Disgusting as it might be nowadays, but there is a possibility of Europeans back 5,000 years ago eating rodents.
Founding father Benjamin Franklin has some skeletons in his closet – literally, and by "some" that means over a thousand.
Researchers from University of Cambridge developed an artificial bones and egg shells that can be used as substitute for conrete and steels in construction.
Researchers recently discovered a new human ancestor named Homo naledi. It took six tiny women to excavate the fossils from the narrow cave, and we had the chance to talk to one of them.
Paleontologists from the University of Michigan recently excavated almost 20 percent of a complete woolly mammoth skeleton from a local wheat field. The discovery was made by farmer and landowner who was digging to install a drainage pipe.

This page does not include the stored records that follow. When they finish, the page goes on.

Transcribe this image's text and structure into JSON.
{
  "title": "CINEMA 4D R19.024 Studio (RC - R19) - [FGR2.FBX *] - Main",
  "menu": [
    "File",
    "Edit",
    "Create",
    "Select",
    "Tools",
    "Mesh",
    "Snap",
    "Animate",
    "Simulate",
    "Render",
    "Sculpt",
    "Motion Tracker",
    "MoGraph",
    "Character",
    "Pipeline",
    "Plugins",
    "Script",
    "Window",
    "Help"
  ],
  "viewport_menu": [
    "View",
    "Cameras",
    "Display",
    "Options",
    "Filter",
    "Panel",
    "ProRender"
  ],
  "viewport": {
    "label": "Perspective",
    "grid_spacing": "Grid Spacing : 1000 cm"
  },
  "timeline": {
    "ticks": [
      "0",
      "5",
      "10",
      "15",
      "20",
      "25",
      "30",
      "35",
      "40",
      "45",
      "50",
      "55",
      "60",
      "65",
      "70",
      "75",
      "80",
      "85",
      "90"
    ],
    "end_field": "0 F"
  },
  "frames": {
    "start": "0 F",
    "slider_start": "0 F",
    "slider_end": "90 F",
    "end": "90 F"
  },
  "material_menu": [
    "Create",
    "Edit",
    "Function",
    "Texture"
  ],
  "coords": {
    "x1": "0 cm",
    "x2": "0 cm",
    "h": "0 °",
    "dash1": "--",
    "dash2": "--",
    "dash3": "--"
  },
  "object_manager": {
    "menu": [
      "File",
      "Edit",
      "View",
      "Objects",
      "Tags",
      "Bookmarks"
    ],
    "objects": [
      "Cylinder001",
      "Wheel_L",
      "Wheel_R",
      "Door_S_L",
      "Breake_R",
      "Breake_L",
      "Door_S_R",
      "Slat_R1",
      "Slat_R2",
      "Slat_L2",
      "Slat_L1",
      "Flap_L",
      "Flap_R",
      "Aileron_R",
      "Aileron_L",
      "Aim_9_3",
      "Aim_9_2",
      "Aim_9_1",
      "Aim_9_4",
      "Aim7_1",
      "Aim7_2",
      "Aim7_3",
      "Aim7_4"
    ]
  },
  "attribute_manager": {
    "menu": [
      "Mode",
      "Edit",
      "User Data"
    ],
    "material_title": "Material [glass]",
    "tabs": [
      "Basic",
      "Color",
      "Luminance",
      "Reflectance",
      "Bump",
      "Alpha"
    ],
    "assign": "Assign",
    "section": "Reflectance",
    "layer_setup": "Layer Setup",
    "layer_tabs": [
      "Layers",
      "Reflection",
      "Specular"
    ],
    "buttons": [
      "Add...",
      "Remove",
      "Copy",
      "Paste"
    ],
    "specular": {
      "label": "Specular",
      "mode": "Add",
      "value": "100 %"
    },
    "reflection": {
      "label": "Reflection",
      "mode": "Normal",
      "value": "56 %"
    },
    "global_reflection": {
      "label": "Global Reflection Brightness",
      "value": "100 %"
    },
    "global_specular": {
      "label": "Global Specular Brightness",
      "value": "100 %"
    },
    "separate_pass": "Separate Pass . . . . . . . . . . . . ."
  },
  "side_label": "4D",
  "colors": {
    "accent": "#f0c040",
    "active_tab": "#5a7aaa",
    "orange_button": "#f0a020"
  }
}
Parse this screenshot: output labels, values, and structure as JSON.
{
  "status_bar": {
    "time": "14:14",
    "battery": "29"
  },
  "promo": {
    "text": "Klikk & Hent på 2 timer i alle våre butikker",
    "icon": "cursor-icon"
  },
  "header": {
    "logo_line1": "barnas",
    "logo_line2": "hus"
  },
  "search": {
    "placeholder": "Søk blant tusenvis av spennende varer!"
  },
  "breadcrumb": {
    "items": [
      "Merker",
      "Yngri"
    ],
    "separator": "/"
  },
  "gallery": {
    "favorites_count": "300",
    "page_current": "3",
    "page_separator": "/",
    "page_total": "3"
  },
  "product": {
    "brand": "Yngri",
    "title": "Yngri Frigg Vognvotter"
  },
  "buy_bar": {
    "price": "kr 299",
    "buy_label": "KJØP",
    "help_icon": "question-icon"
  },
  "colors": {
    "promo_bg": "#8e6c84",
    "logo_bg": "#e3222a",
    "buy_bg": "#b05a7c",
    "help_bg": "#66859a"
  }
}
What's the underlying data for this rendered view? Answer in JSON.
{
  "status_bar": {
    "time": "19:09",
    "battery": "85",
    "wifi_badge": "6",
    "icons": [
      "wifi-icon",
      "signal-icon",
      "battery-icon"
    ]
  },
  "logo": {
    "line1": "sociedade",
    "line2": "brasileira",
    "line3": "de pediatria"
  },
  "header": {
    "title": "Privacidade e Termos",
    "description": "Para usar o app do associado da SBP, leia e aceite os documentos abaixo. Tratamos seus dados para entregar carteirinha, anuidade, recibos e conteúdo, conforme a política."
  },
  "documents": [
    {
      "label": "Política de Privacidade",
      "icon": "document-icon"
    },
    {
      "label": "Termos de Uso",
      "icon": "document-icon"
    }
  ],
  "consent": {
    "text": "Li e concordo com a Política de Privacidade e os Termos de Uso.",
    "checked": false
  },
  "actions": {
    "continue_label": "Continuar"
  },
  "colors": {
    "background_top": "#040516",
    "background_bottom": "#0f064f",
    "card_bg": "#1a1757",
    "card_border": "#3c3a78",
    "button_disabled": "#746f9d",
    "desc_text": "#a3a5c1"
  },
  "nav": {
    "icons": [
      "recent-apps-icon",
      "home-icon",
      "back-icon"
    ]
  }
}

Researchers excavating ancient salmon chum bones from the Upward Sun River site in Alaska have found that Ice Age humans had a broader diet than previously surmised and used specialized tools to fish.
Pre-reptile Bunostegos akokanensis is the earliest known creature to stand upright on all four legs. This species was thought to be a sprawler, but researchers from Brown University found that it had shoulders extending directly underneath its body instead of out to the sides.
Fossils excavated from the Rising Star cave in South Africa were identified as a new species of human ancestors. The researchers note that this new species has a lot in common with modern humans.
Researchers studying kangaroon cartilage found that it could help understand how to better engineer artificial shoulder and knee joints for humans.
A 260-million-year-old fossil species Eunotosaurus africanus sheds new light on turtle evolution. Details of its skull provide the real clues.
A now-extinct monkey's one-million-year-old fossil was found embedded in limestone in an underwater cave in the Dominican Republic. This adds to findings about New World monkeys in the Caribbean.
Our modern, more sedentary lifestyles have not only made humans heavier, but also noticeably lighter than our hunter-gatherer ancestors - at least in the bones.
A new worm species, called Parougia diapason, was discovered in whale bones on Antarctica's Deception Island, showing scientists just how many unknown species are still out there.